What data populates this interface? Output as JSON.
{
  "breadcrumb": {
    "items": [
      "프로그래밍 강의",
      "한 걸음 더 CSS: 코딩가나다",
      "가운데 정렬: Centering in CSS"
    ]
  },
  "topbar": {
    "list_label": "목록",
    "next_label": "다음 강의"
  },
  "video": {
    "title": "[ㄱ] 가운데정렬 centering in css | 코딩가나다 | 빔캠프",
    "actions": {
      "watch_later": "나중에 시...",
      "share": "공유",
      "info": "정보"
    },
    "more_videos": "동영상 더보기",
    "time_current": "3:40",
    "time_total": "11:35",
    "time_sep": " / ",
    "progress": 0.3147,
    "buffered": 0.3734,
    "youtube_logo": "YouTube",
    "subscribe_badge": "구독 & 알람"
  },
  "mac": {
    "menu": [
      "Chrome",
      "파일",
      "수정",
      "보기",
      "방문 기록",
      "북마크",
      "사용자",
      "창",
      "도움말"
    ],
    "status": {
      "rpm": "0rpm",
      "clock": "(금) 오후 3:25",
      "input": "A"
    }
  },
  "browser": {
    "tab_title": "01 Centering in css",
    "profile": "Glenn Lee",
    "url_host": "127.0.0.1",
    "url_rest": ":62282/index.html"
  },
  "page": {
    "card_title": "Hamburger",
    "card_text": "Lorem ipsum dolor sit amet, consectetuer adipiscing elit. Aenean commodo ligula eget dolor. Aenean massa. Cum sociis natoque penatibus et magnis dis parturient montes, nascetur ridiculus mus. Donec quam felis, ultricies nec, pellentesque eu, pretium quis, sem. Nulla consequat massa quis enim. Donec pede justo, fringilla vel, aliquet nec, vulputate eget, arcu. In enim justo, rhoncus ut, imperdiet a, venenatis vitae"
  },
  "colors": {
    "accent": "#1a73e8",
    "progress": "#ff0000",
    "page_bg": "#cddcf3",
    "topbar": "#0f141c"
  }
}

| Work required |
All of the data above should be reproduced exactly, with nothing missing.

| Answer for this exercise |
What data populates this interface? Output as JSON.
{
  "breadcrumb": {
    "items": [
      "프로그래밍 강의",
      "한 걸음 더 CSS: 코딩가나다",
      "가운데 정렬: Centering in CSS"
    ]
  },
  "topbar": {
    "list_label": "목록",
    "next_label": "다음 강의"
  },
  "video": {
    "title": "[ㄱ] 가운데정렬 centering in css | 코딩가나다 | 빔캠프",
    "actions": {
      "watch_later": "나중에 시...",
      "share": "공유",
      "info": "정보"
    },
    "more_videos": "동영상 더보기",
    "time_current": "3:40",
    "time_total": "11:35",
    "time_sep": " / ",
    "progress": 0.3147,
    "buffered": 0.3734,
    "youtube_logo": "YouTube",
    "subscribe_badge": "구독 & 알람"
  },
  "mac": {
    "menu": [
      "Chrome",
      "파일",
      "수정",
      "보기",
      "방문 기록",
      "북마크",
      "사용자",
      "창",
      "도움말"
    ],
    "status": {
      "rpm": "0rpm",
      "clock": "(금) 오후 3:25",
      "input": "A"
    }
  },
  "browser": {
    "tab_title": "01 Centering in css",
    "profile": "Glenn Lee",
    "url_host": "127.0.0.1",
    "url_rest": ":62282/index.html"
  },
  "page": {
    "card_title": "Hamburger",
    "card_text": "Lorem ipsum dolor sit amet, consectetuer adipiscing elit. Aenean commodo ligula eget dolor. Aenean massa. Cum sociis natoque penatibus et magnis dis parturient montes, nascetur ridiculus mus. Donec quam felis, ultricies nec, pellentesque eu, pretium quis, sem. Nulla consequat massa quis enim. Donec pede justo, fringilla vel, aliquet nec, vulputate eget, arcu. In enim justo, rhoncus ut, imperdiet a, venenatis vitae"
  },
  "colors": {
    "accent": "#1a73e8",
    "progress": "#ff0000",
    "page_bg": "#cddcf3",
    "topbar": "#0f141c"
  }
}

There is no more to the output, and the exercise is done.